Protein Is Poor Predictor of a Heart Attack -Study

Wed Mar 31, 2004

BOSTON (Reuters) - Testing patients for high levels of chemicals called C-reactive protein to determine whether they are at risk for heart disease provides little new information to doctors, according to a study in the New England Journal of Medicine.

Researchers found that checking for the traditional indicators of heart problems such as high blood pressure, high cholesterol and smoking remain more reliable.

The C-reactive protein is believed to reflect inflammation, which may play a role in the development of heart disease.

Caffeine Ups Blood Pressure in Hard-Core Users Too

Thu Apr 1, 2004

By Amy Norton

NEW YORK (Reuters Health) - Even people who would never start the day without their coffee fix may not become tolerant to the blood pressure-raising effects of caffeine, new research suggests.

Although it's still unclear how important caffeine is in contributing to high blood pressure, the new findings suggest that people at risk of hypertension may want to reconsider that second cup of java, researchers say.

Researchers: Gene Linked to Heart Attack Risk

Sun Feb 8, 2004

WASHINGTON (Reuters) - A team of researchers said it has found a simple genetic mutation that doubles the risk of heart attack and stroke.

The team, at Iceland's DeCODE Genetics, said the gene is associated with the body's inflammatory response. The finding can help explain how inflammation can cause stroke and heart attack.

Masquelier's OPC Aids Heart & Immune System

From Well Being Journal Vol. 8, No. 5 ~ September/October 1999

by Roberta Louis

As we live longer, achieving greater life spans than past generations, we are faced with increasing challenges to our quality of life. Many of us wonder if we will enjoy healthy and productive senior years, or if we will fall prey to an array of degenerative diseases. With inadequate nutrition, stressful lifestyles, and an increasingly toxic environment all too often tipping the scales towards illness, we may question what we can do to shift the balance towards optimal health.

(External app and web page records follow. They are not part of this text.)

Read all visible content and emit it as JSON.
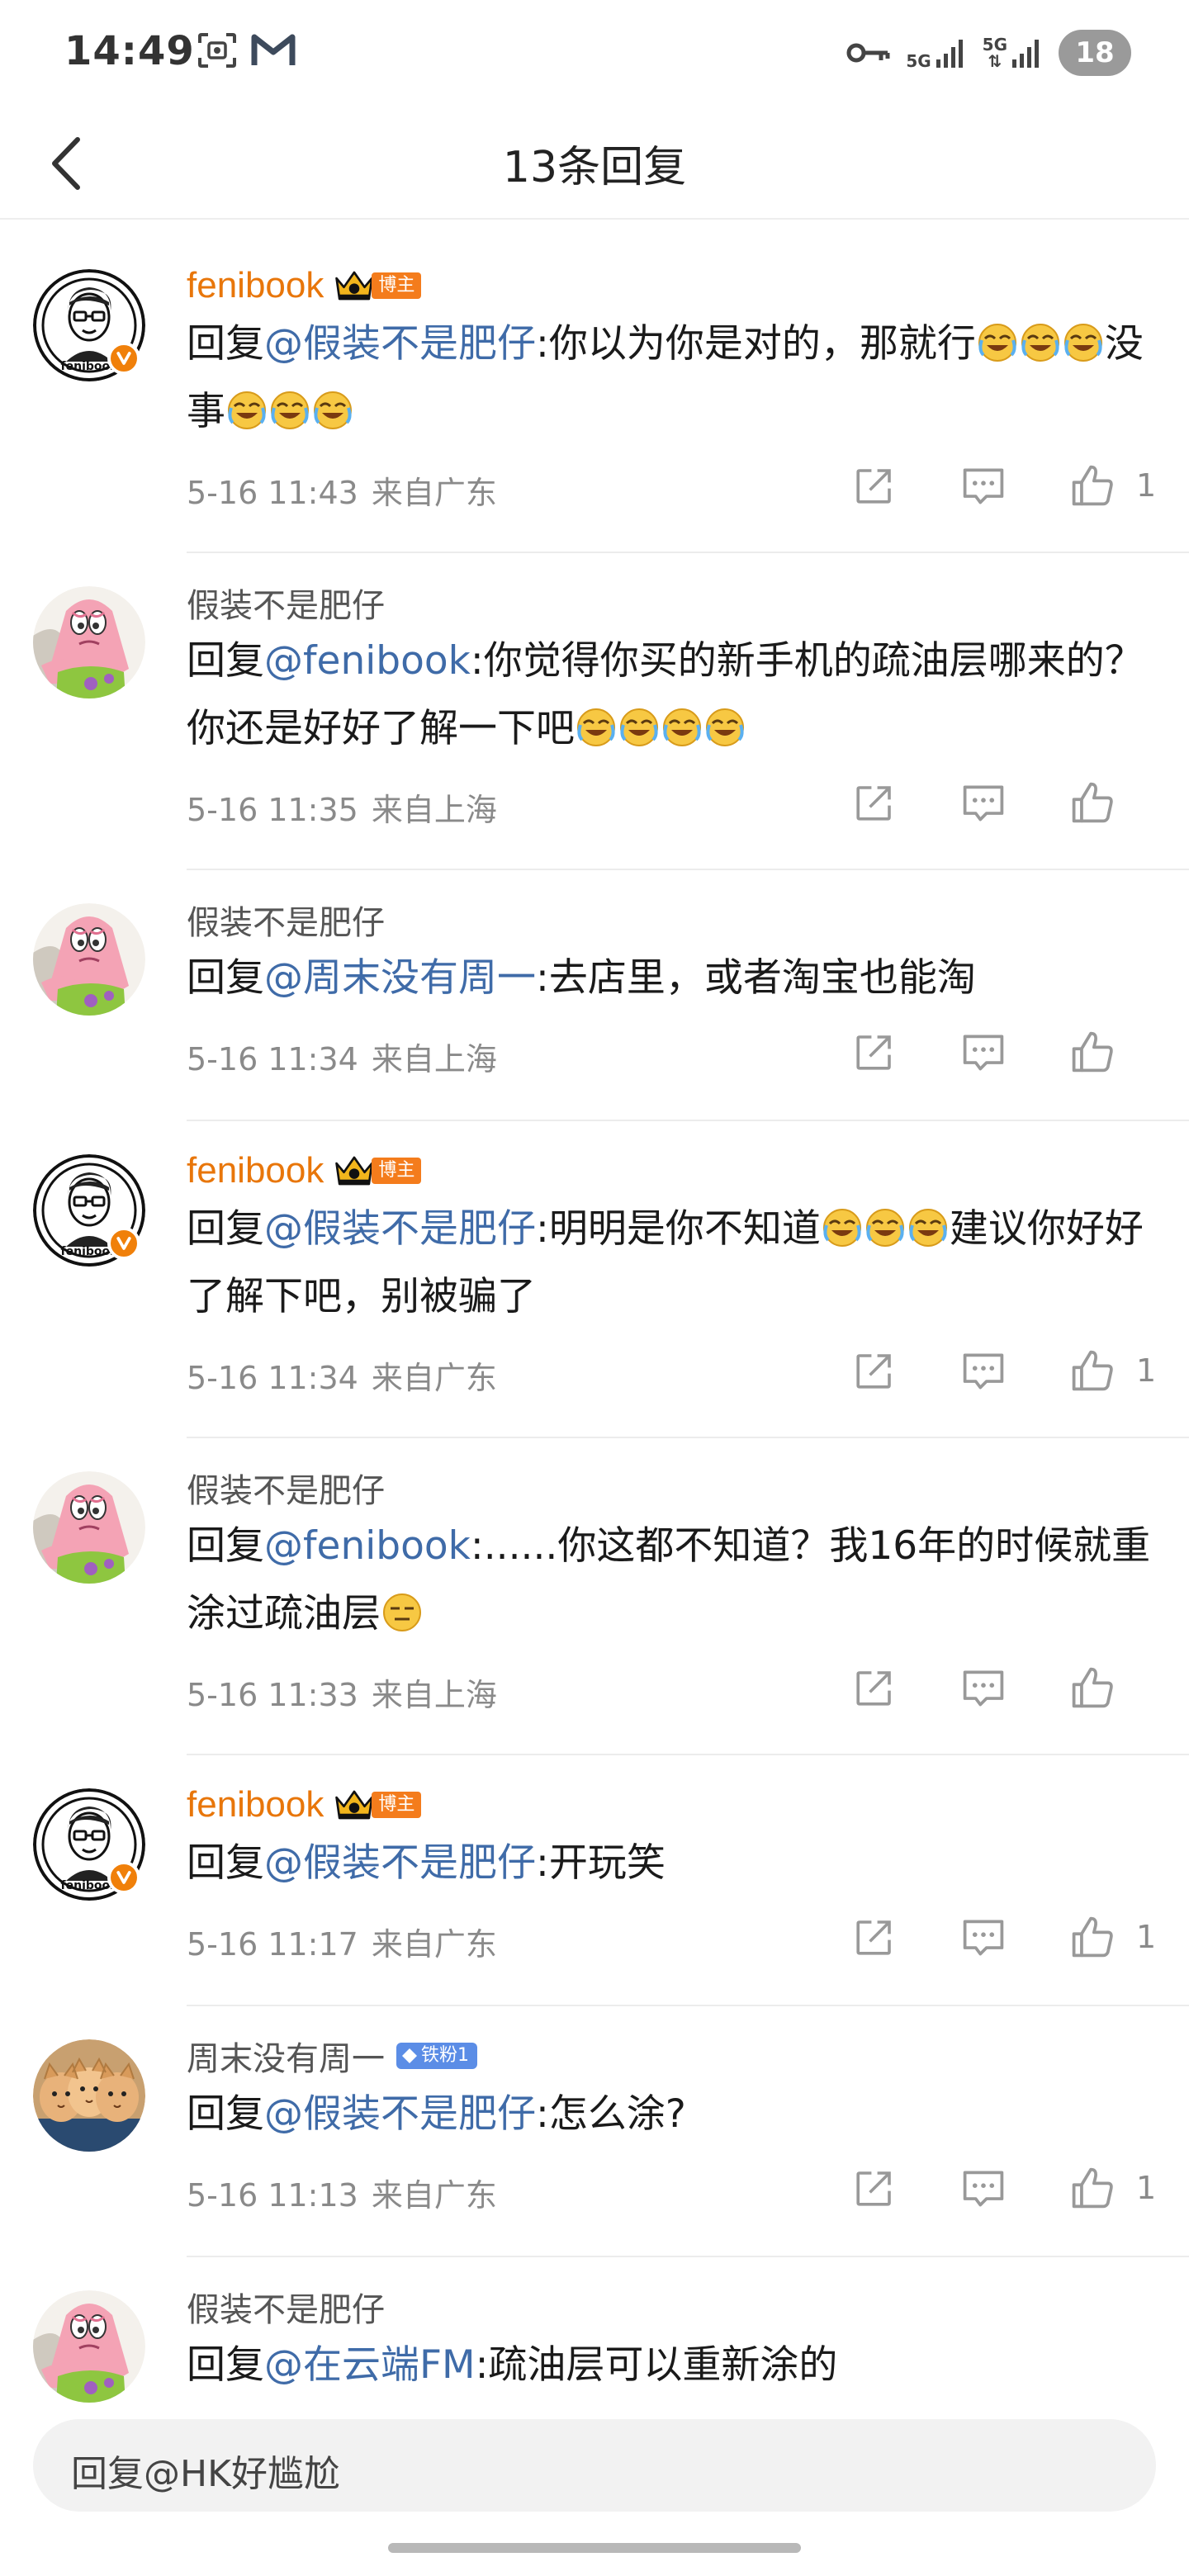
{
  "status_bar": {
    "time": "14:49",
    "net1": "5G",
    "net2": "5G",
    "battery": "18"
  },
  "nav": {
    "title": "13条回复"
  },
  "comments": [
    {
      "user": "fenibook",
      "badge": "博主",
      "reply_prefix": "回复",
      "mention": "@假装不是肥仔",
      "text_a": ":你以为你是对的，那就行",
      "text_b": "没事",
      "date": "5-16 11:43",
      "location": "来自广东",
      "likes": "1"
    },
    {
      "user": "假装不是肥仔",
      "reply_prefix": "回复",
      "mention": "@fenibook",
      "text_a": ":你觉得你买的新手机的疏油层哪来的？你还是好好了解一下吧",
      "date": "5-16 11:35",
      "location": "来自上海",
      "likes": ""
    },
    {
      "user": "假装不是肥仔",
      "reply_prefix": "回复",
      "mention": "@周末没有周一",
      "text_a": ":去店里，或者淘宝也能淘",
      "date": "5-16 11:34",
      "location": "来自上海",
      "likes": ""
    },
    {
      "user": "fenibook",
      "badge": "博主",
      "reply_prefix": "回复",
      "mention": "@假装不是肥仔",
      "text_a": ":明明是你不知道",
      "text_b": "建议你好好了解下吧，别被骗了",
      "date": "5-16 11:34",
      "location": "来自广东",
      "likes": "1"
    },
    {
      "user": "假装不是肥仔",
      "reply_prefix": "回复",
      "mention": "@fenibook",
      "text_a": ":......你这都不知道？我16年的时候就重涂过疏油层",
      "date": "5-16 11:33",
      "location": "来自上海",
      "likes": ""
    },
    {
      "user": "fenibook",
      "badge": "博主",
      "reply_prefix": "回复",
      "mention": "@假装不是肥仔",
      "text_a": ":开玩笑",
      "date": "5-16 11:17",
      "location": "来自广东",
      "likes": "1"
    },
    {
      "user": "周末没有周一",
      "fan_badge": "铁粉1",
      "reply_prefix": "回复",
      "mention": "@假装不是肥仔",
      "text_a": ":怎么涂?",
      "date": "5-16 11:13",
      "location": "来自广东",
      "likes": "1"
    },
    {
      "user": "假装不是肥仔",
      "reply_prefix": "回复",
      "mention": "@在云端FM",
      "text_a": ":疏油层可以重新涂的"
    }
  ],
  "reply_bar": {
    "placeholder": "回复@HK好尴尬"
  }
}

High-Profile Health Scares Highlight Heart Ailment


By Patricia Reaney

LONDON (Reuters) - Health scares suffered by British Prime Minister Tony Blair and Manchester United football manager Alex Ferguson have highlighted a relatively common heart problem, a leading cardiologist said on Friday.

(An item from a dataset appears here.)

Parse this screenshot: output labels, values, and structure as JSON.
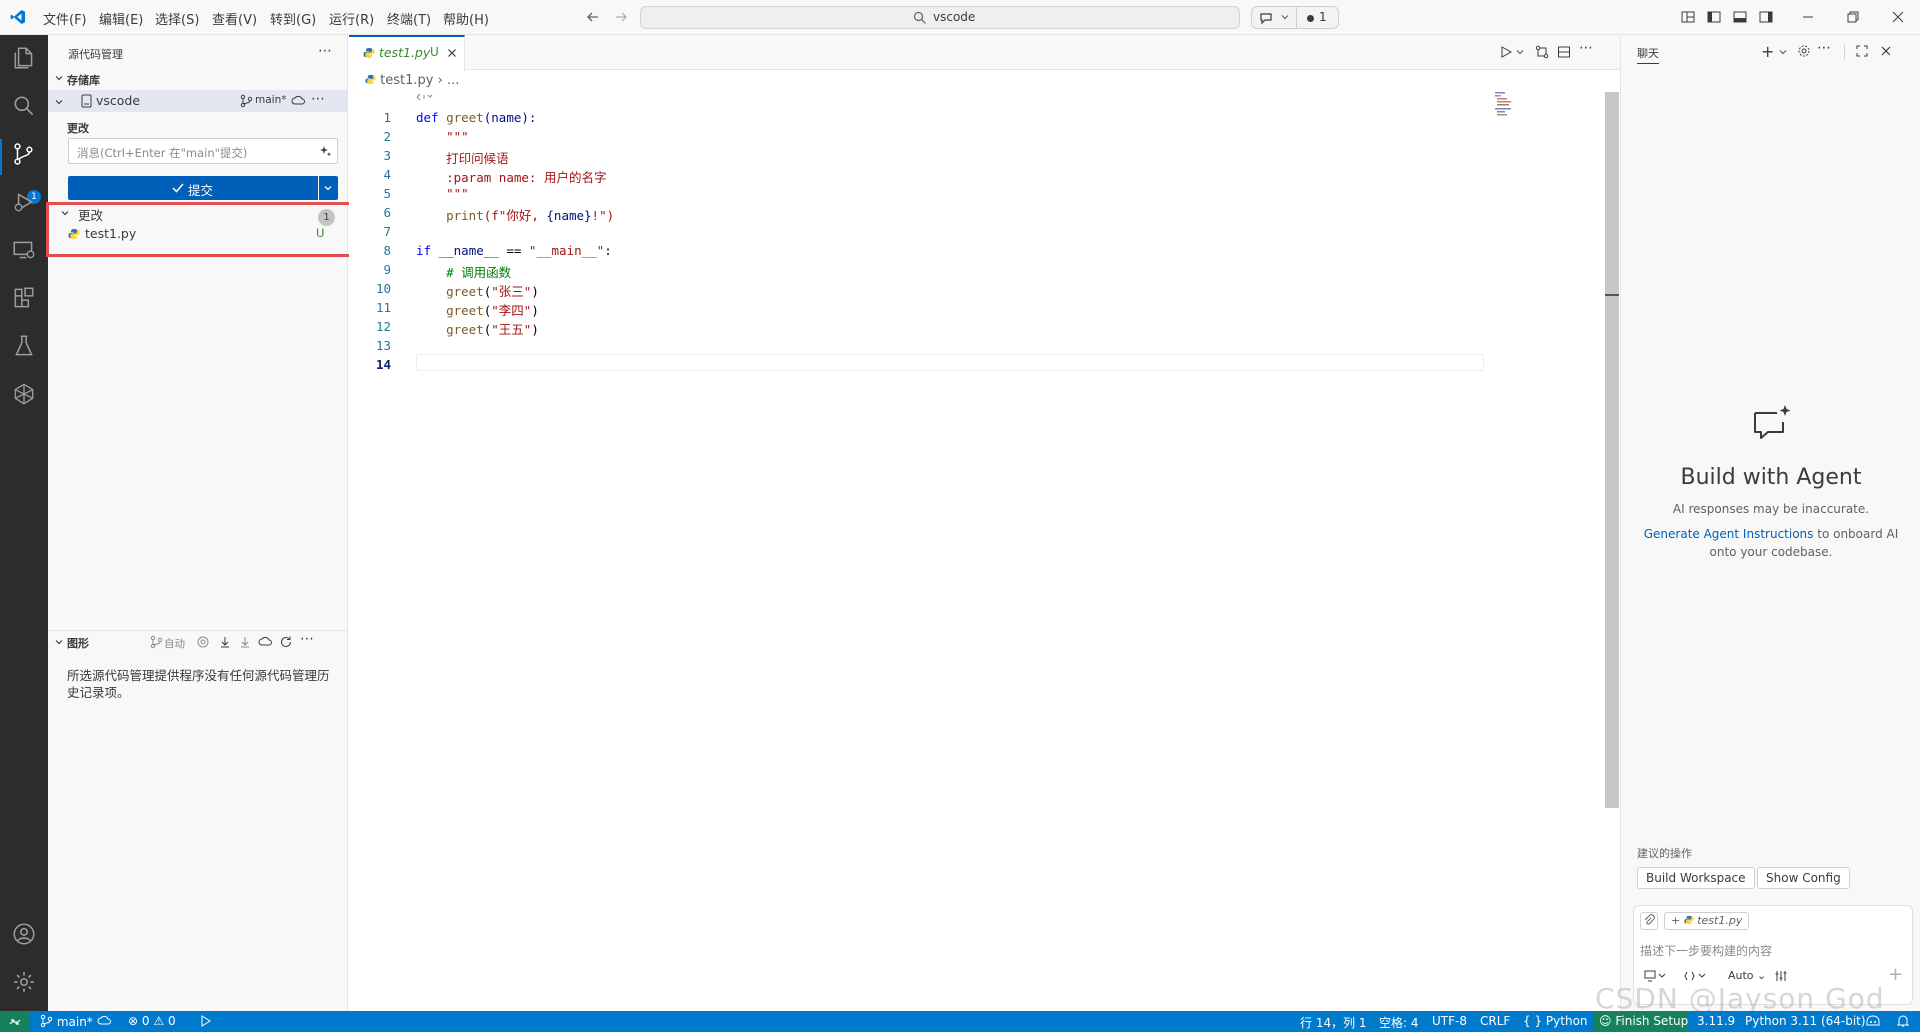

Ferguson, 61 was said to be feeling fine after being treated for an irregular heartbeat, less than two months after Blair suffered a similar complaint.

Heart Failure Patients Do Better Outside Hospitals

Fri Nov 28, 2003

NEW YORK (Reuters Health) - The results of a study conducted in Denmark suggest that there are poorer survival rates among heart failure patients who receive care in a hospital compared with those who receive care in a general practice setting.

This is "most likely" because patients treated in the hospital tend to be sicker, Dr. O.

Irregular Rhythm Ups Death Risk in Heart Patients

Fri Nov 28, 2003

NEW YORK (Reuters Health) - Irregular heart contractions involving the upper chambers of the heart (atrial fibrillation; AF) independently predicts one-year mortality in patients who undergo heart surgery following a recent heart attack, according to a report in The American Journal of Cardiology.

This is the first study to evaluate the impact of AF in heart attack patients who underwent heart surgery, the authors explain.


Traditional Formulas May Overestimate Heart Risk

Fri Nov 28, 2003

By Karla Gale

NEW YORK (Reuters Health) - The traditional risk factors used to estimate the likelihood of developing heart disease can exaggerate a person's risk, investigators report today. However, a simple calculation can restore the accuracy of these predictions.